Animal Breeding Examples
Microorganisms (bacteria, microscopic fungi, protozoa, etc.) play an extremely important role in the biosphere and human economic activity (see chap. 5, 6). Out of more than 100 thousand species of microorganisms known in nature, several hundreds are used by humans, and this number is growing. A qualitative leap in their use has occurred in recent decades, when many genetic mechanisms for regulating biochemical processes in the cells of microorganisms were established.
Many of them produce dozens of types of organic substances – amino acids, proteins, antibiotics, vitamins, lipids, nucleic acids, enzymes, pigments, sugars, etc., widely used in various fields of industry and medicine. Such food industries as bakery, alcohol, dairy products, winemaking and many others are based on the activity of microorganisms.
The microbiological industry imposes stringent requirements on the producers of various compounds, which are important for production technology, such as a high growth rate, the use of cheap substrates for life, and resistance to infection by extraneous microorganisms. The scientific basis of this industry is the ability to create microorganisms with new, predefined genetic properties and the ability to use them on an industrial scale.
The selection of microorganisms (unlike the selection of plants and animals) has a number of features: 1) the breeder has an unlimited amount of material for work: billions of cells can be grown in Petri dishes or tubes on nutrient media in 2 days; 2) more efficient use of the mutation process, since the genome of microorganisms is haploid, which makes it possible to identify any mutations in the first generation, 3) the simplicity of the genetic organization of bacteria: a significantly smaller number of genes, their genetic regulation simpler, gene interactions are simple or absent.

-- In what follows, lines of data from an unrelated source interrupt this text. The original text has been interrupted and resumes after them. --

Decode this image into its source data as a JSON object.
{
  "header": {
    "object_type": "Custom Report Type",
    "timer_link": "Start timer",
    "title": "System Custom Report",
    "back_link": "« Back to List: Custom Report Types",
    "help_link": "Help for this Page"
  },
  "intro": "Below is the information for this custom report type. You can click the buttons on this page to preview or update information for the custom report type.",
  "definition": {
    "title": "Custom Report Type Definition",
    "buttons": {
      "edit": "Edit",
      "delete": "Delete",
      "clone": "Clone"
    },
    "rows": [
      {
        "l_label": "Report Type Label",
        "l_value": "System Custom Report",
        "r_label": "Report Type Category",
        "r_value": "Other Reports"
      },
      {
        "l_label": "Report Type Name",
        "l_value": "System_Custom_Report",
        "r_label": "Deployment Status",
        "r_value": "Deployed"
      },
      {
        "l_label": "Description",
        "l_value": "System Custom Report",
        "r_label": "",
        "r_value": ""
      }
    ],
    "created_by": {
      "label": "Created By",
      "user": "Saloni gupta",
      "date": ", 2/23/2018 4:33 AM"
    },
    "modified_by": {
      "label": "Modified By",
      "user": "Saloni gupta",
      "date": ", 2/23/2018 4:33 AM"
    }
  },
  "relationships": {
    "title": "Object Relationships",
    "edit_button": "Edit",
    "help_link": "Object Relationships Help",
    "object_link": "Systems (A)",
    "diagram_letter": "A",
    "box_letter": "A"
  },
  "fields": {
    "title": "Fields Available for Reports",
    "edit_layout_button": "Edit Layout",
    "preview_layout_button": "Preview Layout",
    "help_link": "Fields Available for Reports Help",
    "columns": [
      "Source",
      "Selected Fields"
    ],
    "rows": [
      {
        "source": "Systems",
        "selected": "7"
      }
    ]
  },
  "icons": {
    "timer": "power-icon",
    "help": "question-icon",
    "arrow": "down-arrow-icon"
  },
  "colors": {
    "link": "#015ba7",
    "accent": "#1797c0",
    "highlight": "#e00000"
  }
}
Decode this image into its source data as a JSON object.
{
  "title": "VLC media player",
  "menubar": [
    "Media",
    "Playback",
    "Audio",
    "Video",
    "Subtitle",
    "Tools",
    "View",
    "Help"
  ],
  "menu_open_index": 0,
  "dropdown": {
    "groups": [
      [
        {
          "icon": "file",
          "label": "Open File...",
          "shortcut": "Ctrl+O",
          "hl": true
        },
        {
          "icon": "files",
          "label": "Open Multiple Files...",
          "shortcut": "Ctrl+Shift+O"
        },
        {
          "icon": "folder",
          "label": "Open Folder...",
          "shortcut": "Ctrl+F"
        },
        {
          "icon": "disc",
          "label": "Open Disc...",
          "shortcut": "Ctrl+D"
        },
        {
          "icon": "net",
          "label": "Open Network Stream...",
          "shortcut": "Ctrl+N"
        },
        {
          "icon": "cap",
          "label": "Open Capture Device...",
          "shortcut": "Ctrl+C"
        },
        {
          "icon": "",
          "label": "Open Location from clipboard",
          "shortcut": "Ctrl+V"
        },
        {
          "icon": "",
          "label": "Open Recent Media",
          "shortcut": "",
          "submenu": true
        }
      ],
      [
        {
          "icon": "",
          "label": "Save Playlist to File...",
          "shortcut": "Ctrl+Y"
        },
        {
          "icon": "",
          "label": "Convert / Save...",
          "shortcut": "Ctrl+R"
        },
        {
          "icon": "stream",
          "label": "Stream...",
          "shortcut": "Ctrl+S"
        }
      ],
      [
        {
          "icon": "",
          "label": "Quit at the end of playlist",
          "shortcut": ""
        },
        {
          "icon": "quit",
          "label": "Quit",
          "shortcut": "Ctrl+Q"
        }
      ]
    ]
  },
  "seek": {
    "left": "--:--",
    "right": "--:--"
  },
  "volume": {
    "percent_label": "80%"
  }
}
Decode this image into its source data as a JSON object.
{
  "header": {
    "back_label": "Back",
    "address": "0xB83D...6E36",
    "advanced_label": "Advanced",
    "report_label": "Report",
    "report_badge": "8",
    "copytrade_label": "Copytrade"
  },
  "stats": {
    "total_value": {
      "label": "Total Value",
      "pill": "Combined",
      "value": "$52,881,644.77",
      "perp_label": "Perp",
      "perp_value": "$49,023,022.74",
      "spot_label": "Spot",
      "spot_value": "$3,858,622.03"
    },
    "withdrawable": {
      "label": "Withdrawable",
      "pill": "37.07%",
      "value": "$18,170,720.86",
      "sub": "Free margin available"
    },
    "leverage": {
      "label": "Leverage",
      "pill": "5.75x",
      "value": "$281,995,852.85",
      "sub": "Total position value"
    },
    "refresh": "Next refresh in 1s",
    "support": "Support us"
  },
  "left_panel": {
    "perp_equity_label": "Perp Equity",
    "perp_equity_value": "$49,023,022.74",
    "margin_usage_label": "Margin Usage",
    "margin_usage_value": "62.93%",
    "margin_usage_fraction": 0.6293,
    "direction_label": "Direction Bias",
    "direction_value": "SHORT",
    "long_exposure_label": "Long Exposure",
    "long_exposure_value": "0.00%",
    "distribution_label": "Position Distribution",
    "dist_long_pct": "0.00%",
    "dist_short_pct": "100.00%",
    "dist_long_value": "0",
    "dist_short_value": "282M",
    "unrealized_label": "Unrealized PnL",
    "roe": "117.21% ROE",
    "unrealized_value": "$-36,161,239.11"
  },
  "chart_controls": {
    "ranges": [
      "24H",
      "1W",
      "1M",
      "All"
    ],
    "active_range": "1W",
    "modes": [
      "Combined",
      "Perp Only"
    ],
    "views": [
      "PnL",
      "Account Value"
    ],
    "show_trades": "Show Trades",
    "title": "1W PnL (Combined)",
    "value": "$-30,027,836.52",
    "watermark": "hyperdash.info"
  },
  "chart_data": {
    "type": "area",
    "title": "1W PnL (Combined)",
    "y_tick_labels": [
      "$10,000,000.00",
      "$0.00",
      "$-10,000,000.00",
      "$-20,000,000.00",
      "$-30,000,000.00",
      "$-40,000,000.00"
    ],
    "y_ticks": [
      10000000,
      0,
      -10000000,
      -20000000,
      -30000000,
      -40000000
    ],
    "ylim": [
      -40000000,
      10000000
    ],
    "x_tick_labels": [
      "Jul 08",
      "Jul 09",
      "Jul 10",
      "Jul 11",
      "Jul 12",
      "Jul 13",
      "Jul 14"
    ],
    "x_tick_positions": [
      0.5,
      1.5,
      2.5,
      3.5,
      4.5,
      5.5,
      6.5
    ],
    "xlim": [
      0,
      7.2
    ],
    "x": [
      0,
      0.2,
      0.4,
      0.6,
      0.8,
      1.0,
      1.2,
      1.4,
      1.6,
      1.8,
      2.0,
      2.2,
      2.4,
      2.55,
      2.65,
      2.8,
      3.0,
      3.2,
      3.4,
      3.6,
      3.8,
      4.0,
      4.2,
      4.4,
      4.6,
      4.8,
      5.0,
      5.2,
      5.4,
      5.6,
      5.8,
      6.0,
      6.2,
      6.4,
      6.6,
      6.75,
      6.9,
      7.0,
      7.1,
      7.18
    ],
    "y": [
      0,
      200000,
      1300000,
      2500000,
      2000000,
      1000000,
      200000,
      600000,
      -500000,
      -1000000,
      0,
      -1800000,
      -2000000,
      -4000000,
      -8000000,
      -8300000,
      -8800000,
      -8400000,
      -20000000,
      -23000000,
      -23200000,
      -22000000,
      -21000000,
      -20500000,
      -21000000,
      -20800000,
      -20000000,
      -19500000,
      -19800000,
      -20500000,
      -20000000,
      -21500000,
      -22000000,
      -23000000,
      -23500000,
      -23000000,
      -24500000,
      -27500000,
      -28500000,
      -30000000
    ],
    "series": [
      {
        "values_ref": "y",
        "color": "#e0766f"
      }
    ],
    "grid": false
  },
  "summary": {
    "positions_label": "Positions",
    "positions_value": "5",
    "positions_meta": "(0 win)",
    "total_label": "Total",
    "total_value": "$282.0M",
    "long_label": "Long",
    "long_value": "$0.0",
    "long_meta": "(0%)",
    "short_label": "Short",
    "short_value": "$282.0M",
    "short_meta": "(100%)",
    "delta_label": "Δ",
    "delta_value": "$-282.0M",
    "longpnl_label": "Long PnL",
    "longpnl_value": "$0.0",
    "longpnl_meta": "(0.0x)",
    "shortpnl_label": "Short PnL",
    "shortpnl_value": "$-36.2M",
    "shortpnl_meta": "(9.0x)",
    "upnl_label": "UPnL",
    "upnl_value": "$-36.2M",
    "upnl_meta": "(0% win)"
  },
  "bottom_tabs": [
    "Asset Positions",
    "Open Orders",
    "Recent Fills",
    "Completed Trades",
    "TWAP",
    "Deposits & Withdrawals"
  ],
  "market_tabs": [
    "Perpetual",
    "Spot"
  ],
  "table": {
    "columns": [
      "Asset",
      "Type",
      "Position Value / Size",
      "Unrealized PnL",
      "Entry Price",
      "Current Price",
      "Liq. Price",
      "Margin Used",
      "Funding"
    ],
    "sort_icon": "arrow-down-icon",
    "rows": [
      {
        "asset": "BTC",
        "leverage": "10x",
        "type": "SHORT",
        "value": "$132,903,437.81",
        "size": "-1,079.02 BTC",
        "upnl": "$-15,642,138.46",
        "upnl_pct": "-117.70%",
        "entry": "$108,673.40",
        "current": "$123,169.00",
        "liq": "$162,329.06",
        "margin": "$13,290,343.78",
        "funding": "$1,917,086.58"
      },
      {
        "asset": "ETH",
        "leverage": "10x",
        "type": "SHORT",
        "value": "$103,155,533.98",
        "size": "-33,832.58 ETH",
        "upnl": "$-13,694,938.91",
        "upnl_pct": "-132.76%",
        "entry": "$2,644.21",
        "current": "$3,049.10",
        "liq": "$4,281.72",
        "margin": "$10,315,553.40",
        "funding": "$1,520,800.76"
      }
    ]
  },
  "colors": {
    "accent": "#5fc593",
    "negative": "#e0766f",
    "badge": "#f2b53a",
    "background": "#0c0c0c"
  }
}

These features leave their mark on the choice of methods for the selection of microorganisms, which in many respects differ significantly from the methods of breeding plants and animals. For example, in the selection of microorganisms, their natural abilities to synthesize any compounds useful for humans (amino acids, vitamins, enzymes, etc.) are usually taken into account. In the case of using genetic engineering methods, bacteria and other microorganisms can be forced to produce those compounds whose synthesis in natural conditions they have never been inherent in (for example, human and animal hormones, biologically active compounds).